on Nov 20 that, if passed by the UN's General Assembly, will give the Secretary-General
a fresh mandate to re-start talks with the Cambodian government on setting up a trial
for Khmer Rouge leaders.
The vote was 123 in favor of the resolution, 0 against, with 23 abstentions. Both
China and the US voted in favor of the resolution.
It is expected that the draft resolution will be submitted to the General Assembly
before the conclusion of the current 57th session on Dec 20.
Amnesty International (AI), in a news release issued from its New York headquarters,
has criticized the resolution, saying it is fatally flawed.
"If this resolution is passed it would fail to provide the end to impunity that
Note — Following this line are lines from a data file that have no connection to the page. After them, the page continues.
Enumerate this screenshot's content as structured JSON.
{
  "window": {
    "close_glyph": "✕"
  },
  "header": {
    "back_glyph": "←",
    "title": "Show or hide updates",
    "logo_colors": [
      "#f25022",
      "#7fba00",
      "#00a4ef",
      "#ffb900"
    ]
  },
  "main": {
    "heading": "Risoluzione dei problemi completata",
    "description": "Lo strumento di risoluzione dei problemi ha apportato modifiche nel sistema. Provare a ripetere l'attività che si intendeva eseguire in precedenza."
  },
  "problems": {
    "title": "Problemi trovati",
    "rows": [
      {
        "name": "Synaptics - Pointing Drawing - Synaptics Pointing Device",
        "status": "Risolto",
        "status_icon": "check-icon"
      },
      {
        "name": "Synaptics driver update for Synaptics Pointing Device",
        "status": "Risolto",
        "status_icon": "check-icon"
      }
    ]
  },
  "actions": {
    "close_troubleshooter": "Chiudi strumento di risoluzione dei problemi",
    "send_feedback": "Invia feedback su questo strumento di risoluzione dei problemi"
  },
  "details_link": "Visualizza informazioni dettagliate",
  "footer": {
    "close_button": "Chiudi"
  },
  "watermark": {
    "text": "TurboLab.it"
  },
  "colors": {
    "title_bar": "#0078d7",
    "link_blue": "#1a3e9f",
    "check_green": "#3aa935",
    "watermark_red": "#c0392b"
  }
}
Cambodian people deserve," said AI. "We believe that the so-called 'mixed
tribunal' agreed upon in 2000 compromising a majority of Cambodian judges over international
judges, without an international prosecutor, fell short of required internationally
recognized standards and did not provide full guarantees of independence, impartiality
and credibility required to ensure that justice be done, and be seen to be done."
AI called upon the UN General Assembly to ensure that any new resolution for the
establishment of the tribunal be based upon new negotiations with the Cambodian authorities.
The organization said that there was nothing in the new draft resolution that would
address the serious flaws of the previous negotiations which resulted in the withdrawal
of UN involvement in 2002.
"The organization believes that the proposed resolution now before the UN General
Assembly's Third Committee regarding the establishment of criminal tribunal for the
prosecution of crimes committed during the KR period of 1975-1979 will not at all
achieve this aim," said AI.
The United Nations Special Representative for Human Rights in Cambodia, Peter Leuprecht,
told a news conference in Phnom Penh on Nov 19 that he hoped the draft resolution
would be passed by the General Assembly.
"I believe that the text that has been tabled in New York is a good text and
I hope it will be passed by the General Assembly," said Leuprecht. "First
of all I have no reason to believe that the government [of Cambodia] will reject
Sok An, Cambodia's chief negotiator with the UN on the tribunal issue, told the Post
by phone on November 20 when asked whether the government will support the resolution
- co-sponsored by the French and Japanese governments - that the government had been
working on a different draft resolution.
He said that the government would confirm its position when his team finished its
"We have many different experts [who are] very active working on a different
draft resolution and we cannot say anything right now," said Sok An.
However, on Nov 21 Sok An told reporters that he welcomed "compromises"
that were made to the resolution, and thanked the French and Japanese governments
for co-sponsoring the draft.
Assuming the draft passes the General Assembly, the Secretary-General will have 90
days to report to the Assembly on the outcome of negotiations with the Cambodian
"If by any chance this attempt at the UN failed, this might well be the end
of UN involvement in the process and this [would be] a lost opportunity to bring
the UN back," said Leuprecht.
The UN pulled out of talks with the Cambodian government on February 8. Many countries
were involved in lobbying the UN to get the stalled talks back on track.